Cyclical Vomiting Syndrome (CVS) and Migraine

Cyclical vomiting syndrome is accepted as a migraine syndrome from childhood by the International Headache Society. The criteria for diagnosis according to The Migraine Trust (2019) is:


  • A. At least five attacks overall fulfilling criteria B and C;
  • B. Episodic attacks, stereotypical in the individual patient, of intense nausea and vomiting, lasting one hour to five days;
  • C. Vomiting during attacks occurs at least four times per hour for at least one hour;
  • D. Symptom-free between attacks;
  • E. Not attributed to another disorder.
  • History and physical examination do not show signs of gastrointestinal disease.

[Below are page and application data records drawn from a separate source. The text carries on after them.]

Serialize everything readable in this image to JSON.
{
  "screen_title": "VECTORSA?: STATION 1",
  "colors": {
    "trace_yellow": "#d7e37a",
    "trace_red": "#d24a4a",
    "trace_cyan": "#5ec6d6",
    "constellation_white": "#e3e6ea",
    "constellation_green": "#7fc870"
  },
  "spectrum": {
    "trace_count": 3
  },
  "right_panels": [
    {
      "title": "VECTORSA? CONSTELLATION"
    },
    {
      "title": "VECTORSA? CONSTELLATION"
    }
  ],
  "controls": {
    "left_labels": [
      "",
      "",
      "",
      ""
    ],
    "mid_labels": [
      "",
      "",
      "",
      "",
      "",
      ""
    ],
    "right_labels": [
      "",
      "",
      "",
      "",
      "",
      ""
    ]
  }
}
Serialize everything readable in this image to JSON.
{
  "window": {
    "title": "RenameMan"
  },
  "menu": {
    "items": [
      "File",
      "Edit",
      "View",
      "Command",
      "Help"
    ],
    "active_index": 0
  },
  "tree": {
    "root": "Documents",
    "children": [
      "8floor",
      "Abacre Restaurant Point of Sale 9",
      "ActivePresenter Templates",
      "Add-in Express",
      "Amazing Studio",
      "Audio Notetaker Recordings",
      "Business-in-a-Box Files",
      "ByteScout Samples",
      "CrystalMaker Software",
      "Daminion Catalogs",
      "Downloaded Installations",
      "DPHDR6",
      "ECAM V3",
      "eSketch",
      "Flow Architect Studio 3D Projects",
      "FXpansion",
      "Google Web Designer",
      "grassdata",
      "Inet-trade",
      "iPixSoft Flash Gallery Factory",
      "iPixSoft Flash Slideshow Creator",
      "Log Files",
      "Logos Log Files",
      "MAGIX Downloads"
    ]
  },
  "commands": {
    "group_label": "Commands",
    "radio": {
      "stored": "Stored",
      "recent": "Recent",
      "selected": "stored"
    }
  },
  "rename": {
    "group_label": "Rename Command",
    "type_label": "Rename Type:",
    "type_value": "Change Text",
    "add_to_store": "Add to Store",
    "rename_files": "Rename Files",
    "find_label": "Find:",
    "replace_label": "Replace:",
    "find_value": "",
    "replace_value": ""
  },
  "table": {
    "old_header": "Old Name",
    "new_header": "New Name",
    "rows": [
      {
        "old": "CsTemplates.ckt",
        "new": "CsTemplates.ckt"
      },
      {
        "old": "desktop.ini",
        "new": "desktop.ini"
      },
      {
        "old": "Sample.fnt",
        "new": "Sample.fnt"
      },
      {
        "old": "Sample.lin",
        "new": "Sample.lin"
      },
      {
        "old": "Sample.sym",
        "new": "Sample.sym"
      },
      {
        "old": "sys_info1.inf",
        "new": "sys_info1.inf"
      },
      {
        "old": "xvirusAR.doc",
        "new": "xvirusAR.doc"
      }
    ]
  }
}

Migraine medications can sometimes help stop or even prevent cyclic vomiting episodes. These meds may be recommended for patients with frequent and long lasting symptoms and even patients with family history of migraines. Treatment usually focuses on controlling the signs and symptoms. Prescriptions may include: anti-nausea medications, pain-relieving medications, anti-reflux medications, antidepressants and anti-seizure medications. IV fluids are often necessary to prevent dehydration. Treatment is individualized based on severity, duration or presence of complications.

If you are experiencing CVS with no evidence of gastrointestinal disease, you may be having migraines, which require treatment by a headache specialist. At MCHN, we provide IV hydration and medications to treat CVS.

Tanesha Reynolds, DNP, FNP-BC, Certified in Headache Medicine